Our cynicism and depression will only increase if we expect government to solve these problems for us. We have to demand change, as Frederick Douglass said, and we have to be willing to do it ourselves. The models of courageous citizenship that make up Americans Who Tell the Truth can help.

One more thing. Through this painting, and traveling and talking I have never been so engaged as a citizen as I am now. Nor have I felt as burdened with the weight of serious problems. But before I started this project, I had never experienced the joy that comes from being a member of a community working for a just and sustainable future. Our deepest happiness is found not in monetary wealth and competition, but in the shared spirit of working together for a good cause, for the ideals of this country and for peace.

Americans Who Tell the Truth offers a link between the community of people who struggled for justice in our past and the community of people who are doing it now. To participate in that struggle can be very hard, but it is also a place to find deep friendship, shared courage, respect and dignity. And, only by participating in that struggle will we find hope, or deserve to.

-- Robert Shetterly


Artist's Statement, 2004

The second strong feeling -- the first being horror -- I had on September 11 was hope, hope that the United States would use the shock of this tragedy to reassess our economic, environmental, and military strategies in relation to the other countries and peoples of the world. Many people hoped for the same thing -- not to validate terrorism, but to admit that the arrogance and appetite of the U.S., all of us, have created so much bad feeling in many parts of the world that terrorism is inevitable. I no longer feel hopeful.

If one looks closely at U.S. foreign policy, the common denominator is energy, oil in particular. The world is running out of oil. Political leadership that had respect for the future of the Earth and a decent concern for the lives of American and non-American people would be leading us away from conflict toward conservation and economic justice, toward alternative energy, toward a plan for the survival of the world that benefits everyone. We see hegemony and greed thinly veiled behind patriotism and security. We get pre-emptive war instead of pre-emptive planning for a sustainable future.

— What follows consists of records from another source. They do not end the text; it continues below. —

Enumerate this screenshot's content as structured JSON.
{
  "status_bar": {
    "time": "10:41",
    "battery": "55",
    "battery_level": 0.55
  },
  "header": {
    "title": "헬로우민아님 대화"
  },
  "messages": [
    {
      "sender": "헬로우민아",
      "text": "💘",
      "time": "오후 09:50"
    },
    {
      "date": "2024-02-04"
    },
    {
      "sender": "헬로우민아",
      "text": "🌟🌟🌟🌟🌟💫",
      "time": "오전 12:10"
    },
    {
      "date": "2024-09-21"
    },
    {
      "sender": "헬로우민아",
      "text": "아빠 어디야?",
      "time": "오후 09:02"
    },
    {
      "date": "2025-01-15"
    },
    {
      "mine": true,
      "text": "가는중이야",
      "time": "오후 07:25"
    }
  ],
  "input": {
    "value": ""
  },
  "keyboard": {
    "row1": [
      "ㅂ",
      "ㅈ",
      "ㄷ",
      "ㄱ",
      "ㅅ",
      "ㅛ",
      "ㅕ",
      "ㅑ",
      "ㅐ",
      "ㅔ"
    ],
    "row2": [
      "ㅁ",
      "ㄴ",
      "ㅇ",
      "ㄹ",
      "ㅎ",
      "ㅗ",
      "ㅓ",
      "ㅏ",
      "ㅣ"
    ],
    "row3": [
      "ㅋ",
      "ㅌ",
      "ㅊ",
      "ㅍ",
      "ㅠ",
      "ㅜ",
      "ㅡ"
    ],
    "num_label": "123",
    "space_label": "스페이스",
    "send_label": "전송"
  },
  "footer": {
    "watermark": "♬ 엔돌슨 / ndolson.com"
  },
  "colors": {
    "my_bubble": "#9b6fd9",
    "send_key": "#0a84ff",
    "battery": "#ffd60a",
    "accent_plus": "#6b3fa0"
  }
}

The greatness of our country is being tested and will be measured not by its military might but by its restraint, compassion, and wisdom. De Toqueville said, “America is great because it is good. When it ceases to be good, it will cease to be great.” A democracy, whose leaders and media do not try to tell the people the truth, is a democracy in name only. If the consent of voters is gained through fear and lies, America is neither good nor great. Nor is it America.

I began painting this series of portraits -- finding great Americans who spoke the truth and combining their images with their words -- in 2002 as a way of to channel my anger and grief. In the process my respect and love for these people and their courage helped to transform that anger into hope and pride and allowed me to draw strength from this community of truth tellers, finding in them the courage, honesty, tolerance, generosity, wisdom and compassion that have made our country strong. One lesson that can be learned from all of these Americans is that the greatness of our country frequently depends not on the letter of the law, but the insistence of a single person that we adhere to the spirit of the law.

My original goal was to paint fifty portraits. I've gone beyond that and have decided to paint many more. The more I've learned about American history -- past and present -- the more people I've discovered whom I want to honor in this way. The paintings will stay together as a group.  The courage of these individuals needs to remain a part of a great tradition, a united effort in respect for the truth. These people form the well from which we must draw our future.

-- Robert Shetterly